Twentieth century philosophers Timbuk3 sang "the future's so bright, I gotta wear shades..." Their '80s era music video on MTV leaves a message for leaders of this century. You have a bright future ahead, too... if you broadcast your vision in ways that are just as engaging to internal audiences.
"Frankly, some women's bodies just don't actually work [for Lululemon yoga pants]" famously said Chip Wilson, chairman of Lululemmon.
There's only been an "I'm sorry I'm not sorry" from Chip.
Do you know people who poke a hole in the bottom of a chocolate to see whether or not it's the one they want? The culprits I know never throw away the damaged piece they've decided against. They just sneak it back into the box. (As if no one will notice!)
We've all had one. At one time or another. You know what I'm talking about. A mustache. Maybe it's a milk mustache. A milk shake mustache. Or a pink Kool-Aid one. Then there's the one you get from an extra foamy cappuccino.
"Martha Ellen Bartlett, that's entirely too big a bite for a young lady."
I heard it more than once at the dinner table when I was growing up. I think it means that I enjoy food—and life—with passion. And as an adult, I still occasionally get a bit carried away.
People in your rapidly growing company are working at a hectic pace. They love the brand and are proud to give it their all. But they'll run out of energy (and the company will flounder) if you don't keep feeding their passion and purpose.
Don't let them starve!
Did I put that song in your head? You can thank me later. But first, why should you care what the fox says?
Does your organization make outbound calls to support your issue or invite people to an informational event? Here's a very, very wrong way to go about it...possibly the worst voice message ever.
But it's premature to shoot the messenger.
Please come to our fair city. Spend money at the shops—and some more with the cops.
A recent visit to downtown Grand Junction, Colorado felt like that. Mixed messages, brand dissonance...so, do they want me or not?
At a glance, this seems like a gimmicky marketing ploy. But is it?
Early last year Patagonia began a campaign that discouraged shoppers from spending on Cyber Monday and told them to "buy less."
I'm not sure if this is a series of coincidences or a disturbing trend. But this week, I've had two "asks" for sizable charitable donations via email or Facebook. And I've had at least five sales people try to pitch me with a cold call via email. Really?

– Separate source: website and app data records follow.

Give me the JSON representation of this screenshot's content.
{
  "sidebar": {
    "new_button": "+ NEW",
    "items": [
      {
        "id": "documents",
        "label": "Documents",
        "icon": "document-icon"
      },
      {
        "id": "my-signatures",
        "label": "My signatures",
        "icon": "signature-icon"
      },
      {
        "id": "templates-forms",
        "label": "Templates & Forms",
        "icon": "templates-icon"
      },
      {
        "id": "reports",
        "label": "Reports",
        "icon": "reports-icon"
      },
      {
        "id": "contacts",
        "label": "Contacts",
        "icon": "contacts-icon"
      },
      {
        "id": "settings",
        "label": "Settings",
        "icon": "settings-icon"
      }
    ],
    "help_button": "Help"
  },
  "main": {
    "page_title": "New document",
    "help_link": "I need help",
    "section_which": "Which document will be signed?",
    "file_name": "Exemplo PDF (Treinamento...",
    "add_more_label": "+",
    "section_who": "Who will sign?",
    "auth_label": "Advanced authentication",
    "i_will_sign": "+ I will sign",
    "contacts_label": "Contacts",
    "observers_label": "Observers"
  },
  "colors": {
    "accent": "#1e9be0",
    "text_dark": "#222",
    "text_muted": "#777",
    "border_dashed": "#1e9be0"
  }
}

When they're hiring, lots of companies spout "great benefits" and "positive work environment" to anyone who will listen. But they don't think about the type of person they want to attract. That's right. Attract. Shouldn't it be more like dating?
Recently my children went back to school. A sheet came home asking parents to have their children wear specific colors for the first two weeks of class. The reason: our kindergarteners need help learning their colors. First it was Red Day. Then Brown Day.

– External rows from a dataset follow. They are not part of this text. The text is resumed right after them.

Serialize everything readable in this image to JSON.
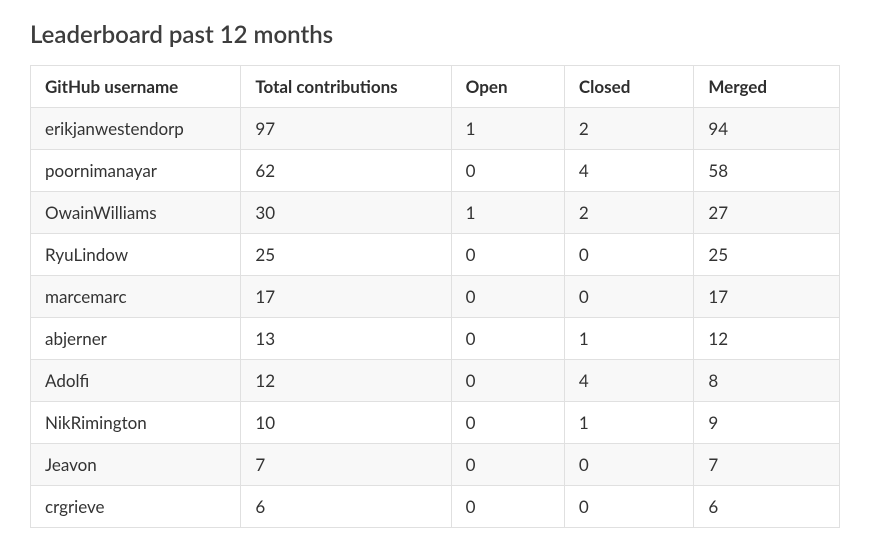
{
  "title": "Leaderboard past 12 months",
  "columns": [
    "GitHub username",
    "Total contributions",
    "Open",
    "Closed",
    "Merged"
  ],
  "rows": [
    {
      "username": "erikjanwestendorp",
      "total": 97,
      "open": 1,
      "closed": 2,
      "merged": 94
    },
    {
      "username": "poornimanayar",
      "total": 62,
      "open": 0,
      "closed": 4,
      "merged": 58
    },
    {
      "username": "OwainWilliams",
      "total": 30,
      "open": 1,
      "closed": 2,
      "merged": 27
    },
    {
      "username": "RyuLindow",
      "total": 25,
      "open": 0,
      "closed": 0,
      "merged": 25
    },
    {
      "username": "marcemarc",
      "total": 17,
      "open": 0,
      "closed": 0,
      "merged": 17
    },
    {
      "username": "abjerner",
      "total": 13,
      "open": 0,
      "closed": 1,
      "merged": 12
    },
    {
      "username": "Adolfi",
      "total": 12,
      "open": 0,
      "closed": 4,
      "merged": 8
    },
    {
      "username": "NikRimington",
      "total": 10,
      "open": 0,
      "closed": 1,
      "merged": 9
    },
    {
      "username": "Jeavon",
      "total": 7,
      "open": 0,
      "closed": 0,
      "merged": 7
    },
    {
      "username": "crgrieve",
      "total": 6,
      "open": 0,
      "closed": 0,
      "merged": 6
    }
  ]
}
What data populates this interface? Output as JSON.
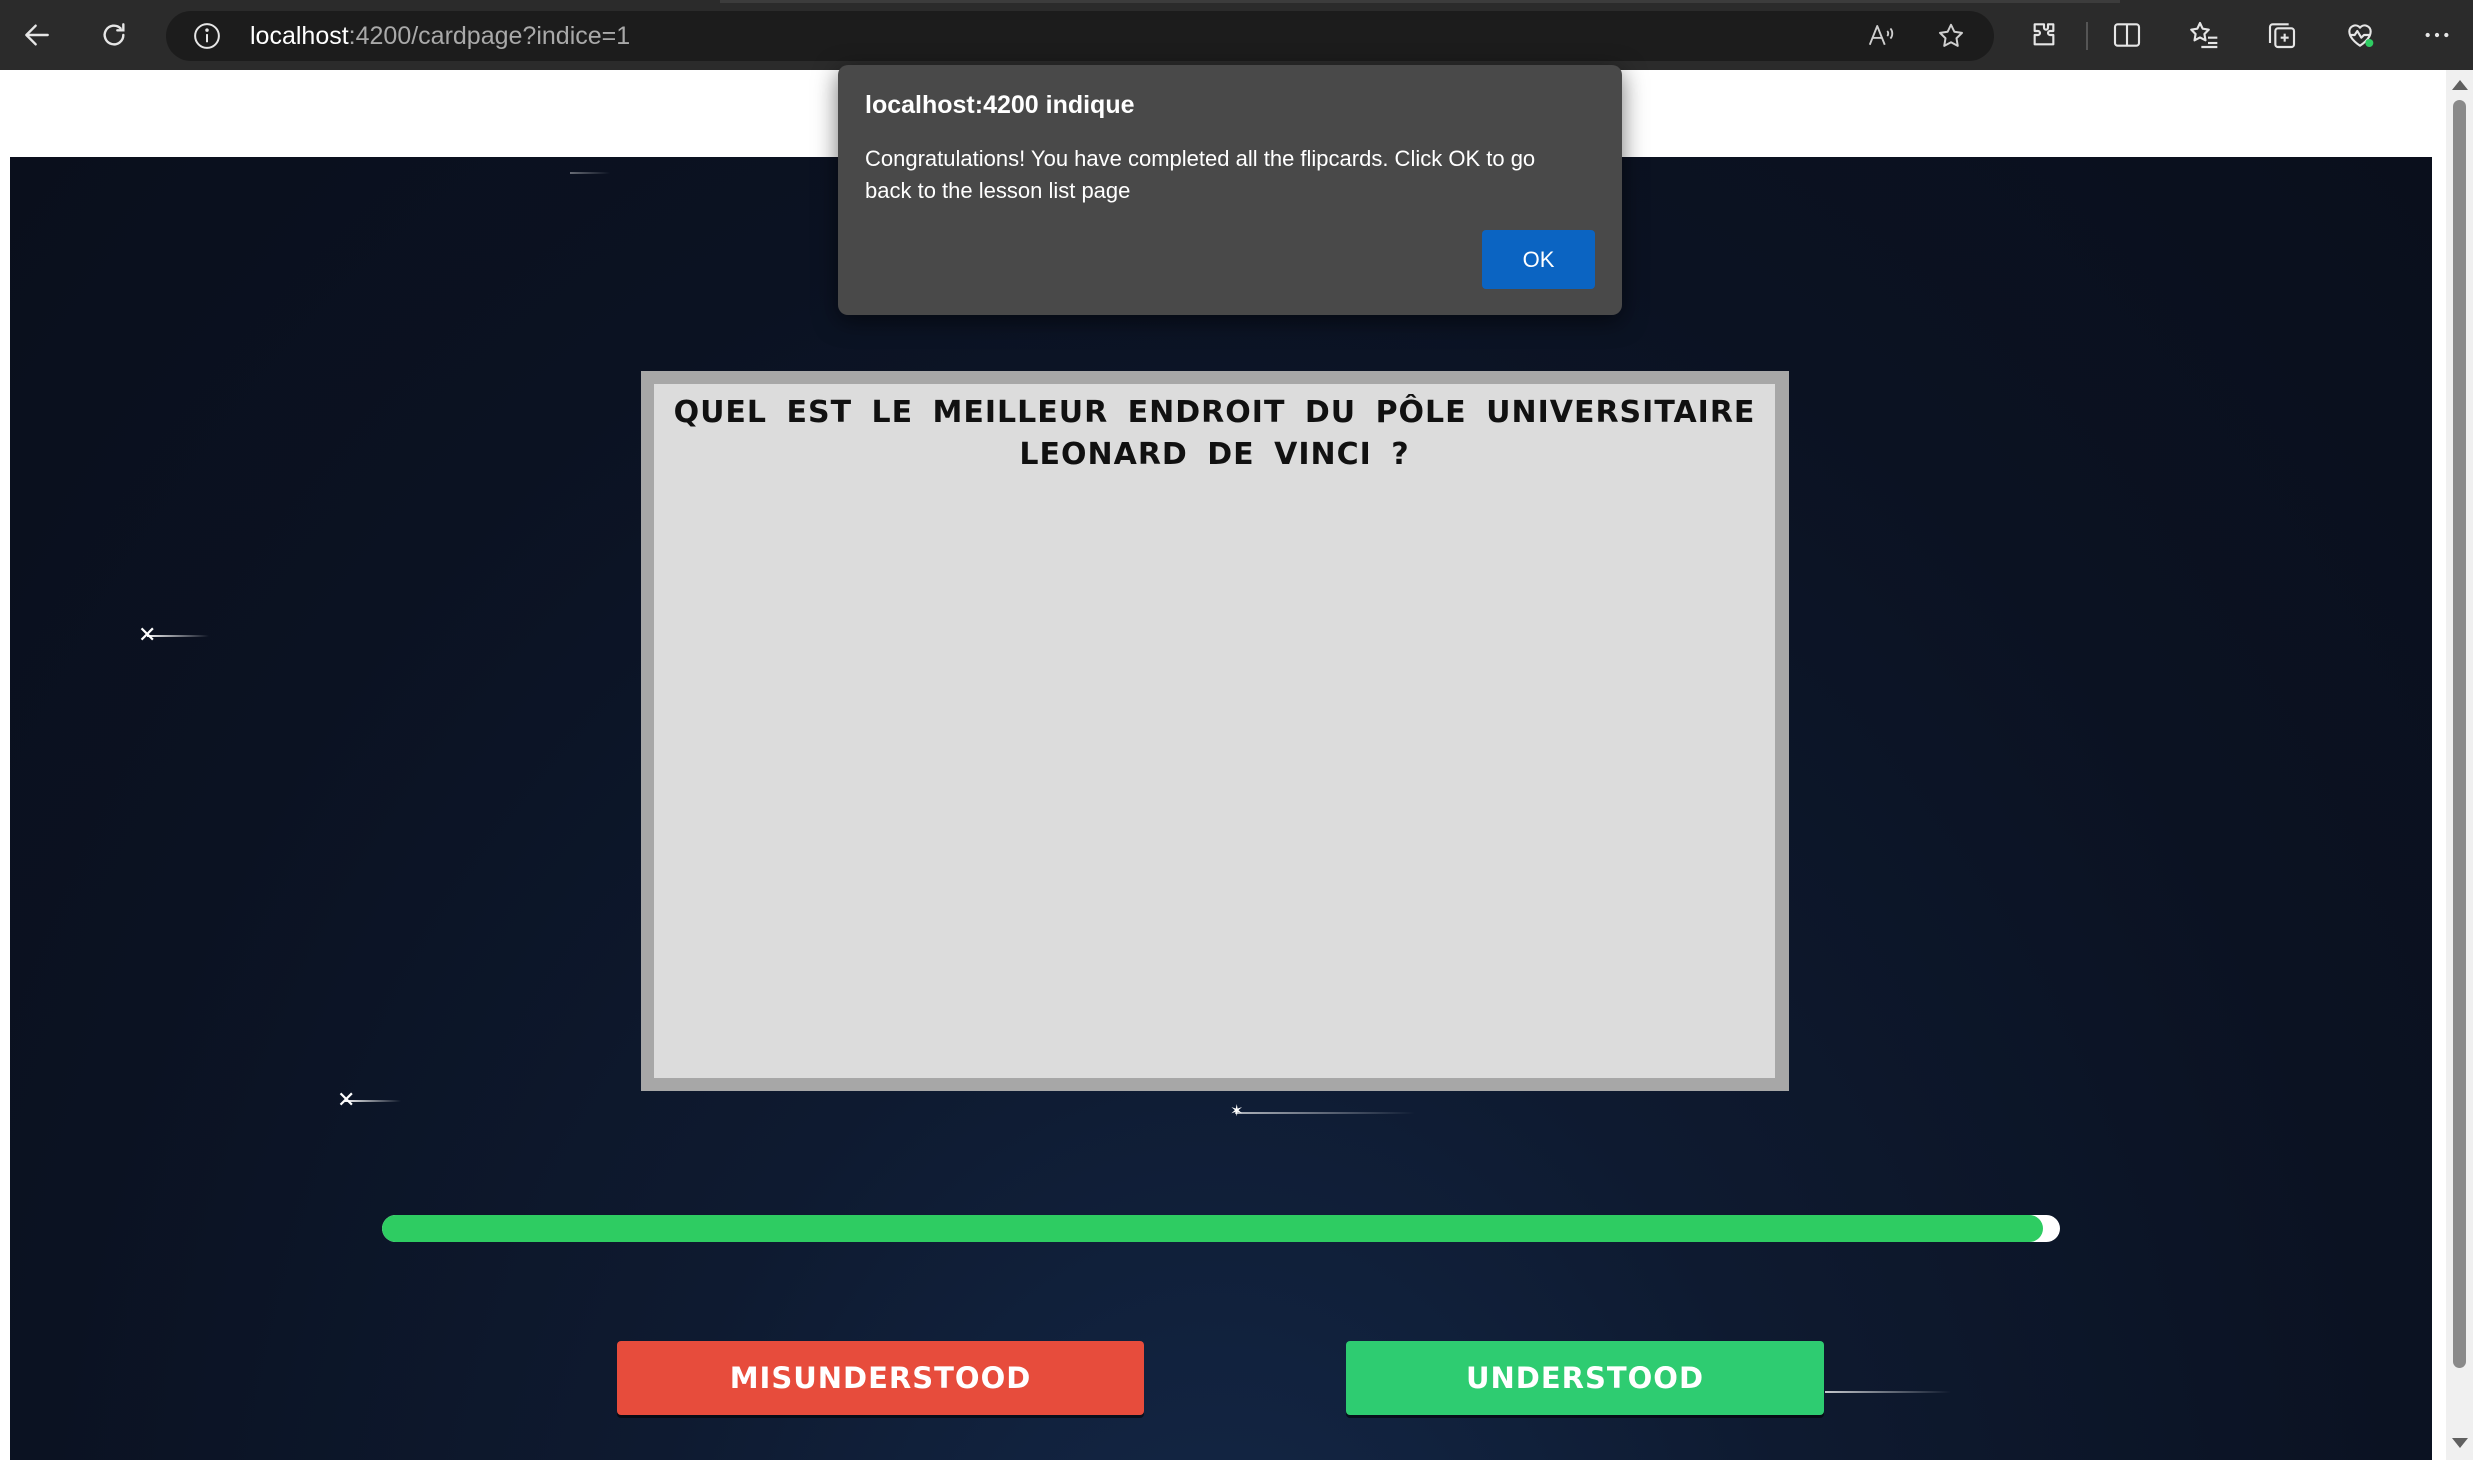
{
  "browser": {
    "url_host": "localhost",
    "url_rest": ":4200/cardpage?indice=1",
    "icons": [
      "back-icon",
      "refresh-icon",
      "info-icon",
      "read-aloud-icon",
      "favorite-star-icon",
      "extensions-icon",
      "split-screen-icon",
      "favorites-icon",
      "collections-icon",
      "browser-essentials-icon",
      "more-icon"
    ]
  },
  "dialog": {
    "title": "localhost:4200 indique",
    "message": "Congratulations! You have completed all the flipcards. Click OK to go back to the lesson list page",
    "ok_label": "OK"
  },
  "card": {
    "question": "Quel est le meilleur endroit du pôle universitaire Leonard de Vinci ?"
  },
  "progress": {
    "percent": 99
  },
  "buttons": {
    "misunderstood_label": "Misunderstood",
    "understood_label": "Understood"
  },
  "colors": {
    "background": "#0b1222",
    "misunderstood": "#e74c3c",
    "understood": "#2ecc71",
    "progress": "#2ecc62",
    "dialog_ok": "#0b64c2"
  }
}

A friend just gave me the lowdown on the year-old effort at her company. It's grinding to a halt.
Even a casual Star Trek viewer has heard of the legendary Borg. So united in purpose and mission, they were stronger than almost anyone else. The Borg were also scary, evil and incredibly nasty.
There are lots of reasons to read the Art of War. Though it's literally about military strategy, I'll argue that it's equally applicable to a company's success:
"He will win whose army is animated by the same spirit throughout all its ranks."